• HOW TO COMPLETE THIS TASK: From the line that contains "Convert this screenshot" to the final line below, both included, print each line exactly and skip the pictures.

• RECORD SET:
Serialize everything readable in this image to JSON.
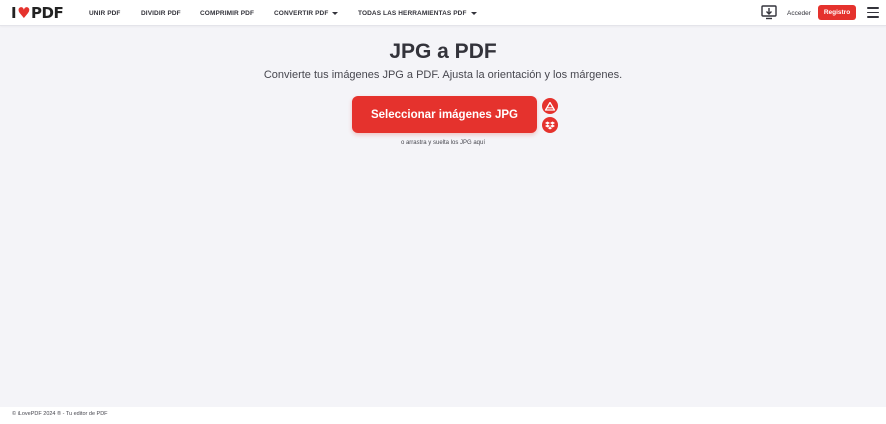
{
  "brand": {
    "logo_prefix": "I",
    "logo_heart": "♥",
    "logo_suffix": "PDF",
    "accent_color": "#e5322d"
  },
  "nav": {
    "items": [
      {
        "label": "UNIR PDF"
      },
      {
        "label": "DIVIDIR PDF"
      },
      {
        "label": "COMPRIMIR PDF"
      },
      {
        "label": "CONVERTIR PDF",
        "has_dropdown": true
      },
      {
        "label": "TODAS LAS HERRAMIENTAS PDF",
        "has_dropdown": true
      }
    ],
    "desktop_icon": "desktop-download-icon",
    "login_label": "Acceder",
    "signup_label": "Registro",
    "menu_icon": "hamburger-menu-icon"
  },
  "main": {
    "title": "JPG a PDF",
    "subtitle": "Convierte tus imágenes JPG a PDF. Ajusta la orientación y los márgenes.",
    "select_button_label": "Seleccionar imágenes JPG",
    "cloud_buttons": [
      {
        "icon": "google-drive-icon"
      },
      {
        "icon": "dropbox-icon"
      }
    ],
    "drop_hint": "o arrastra y suelta los JPG aquí"
  },
  "footer": {
    "text": "© iLovePDF 2024 ® - Tu editor de PDF"
  }
}
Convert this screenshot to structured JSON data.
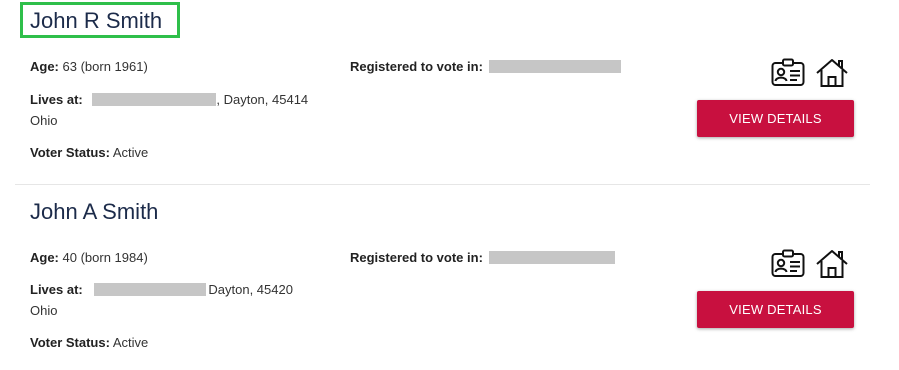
{
  "results": [
    {
      "name": "John R Smith",
      "age_label": "Age:",
      "age_value": "63 (born 1961)",
      "lives_label": "Lives at:",
      "city_zip": ", Dayton, 45414",
      "state": "Ohio",
      "registered_label": "Registered to vote in:",
      "voter_status_label": "Voter Status:",
      "voter_status_value": "Active",
      "button_label": "VIEW DETAILS",
      "highlighted": true
    },
    {
      "name": "John A Smith",
      "age_label": "Age:",
      "age_value": "40 (born 1984)",
      "lives_label": "Lives at:",
      "city_zip": "Dayton, 45420",
      "state": "Ohio",
      "registered_label": "Registered to vote in:",
      "voter_status_label": "Voter Status:",
      "voter_status_value": "Active",
      "button_label": "VIEW DETAILS",
      "highlighted": false
    }
  ],
  "icons": {
    "id_card": "id-card-icon",
    "home": "home-icon"
  },
  "colors": {
    "name_text": "#1c2b4a",
    "button_bg": "#c8103f",
    "highlight_border": "#2fbf4a",
    "redaction": "#c6c6c6"
  }
}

• COMPLETED EXERCISE:
Convert this screenshot to structured JSON data.
{
  "results": [
    {
      "name": "John R Smith",
      "age_label": "Age:",
      "age_value": "63 (born 1961)",
      "lives_label": "Lives at:",
      "city_zip": ", Dayton, 45414",
      "state": "Ohio",
      "registered_label": "Registered to vote in:",
      "voter_status_label": "Voter Status:",
      "voter_status_value": "Active",
      "button_label": "VIEW DETAILS",
      "highlighted": true
    },
    {
      "name": "John A Smith",
      "age_label": "Age:",
      "age_value": "40 (born 1984)",
      "lives_label": "Lives at:",
      "city_zip": "Dayton, 45420",
      "state": "Ohio",
      "registered_label": "Registered to vote in:",
      "voter_status_label": "Voter Status:",
      "voter_status_value": "Active",
      "button_label": "VIEW DETAILS",
      "highlighted": false
    }
  ],
  "icons": {
    "id_card": "id-card-icon",
    "home": "home-icon"
  },
  "colors": {
    "name_text": "#1c2b4a",
    "button_bg": "#c8103f",
    "highlight_border": "#2fbf4a",
    "redaction": "#c6c6c6"
  }
}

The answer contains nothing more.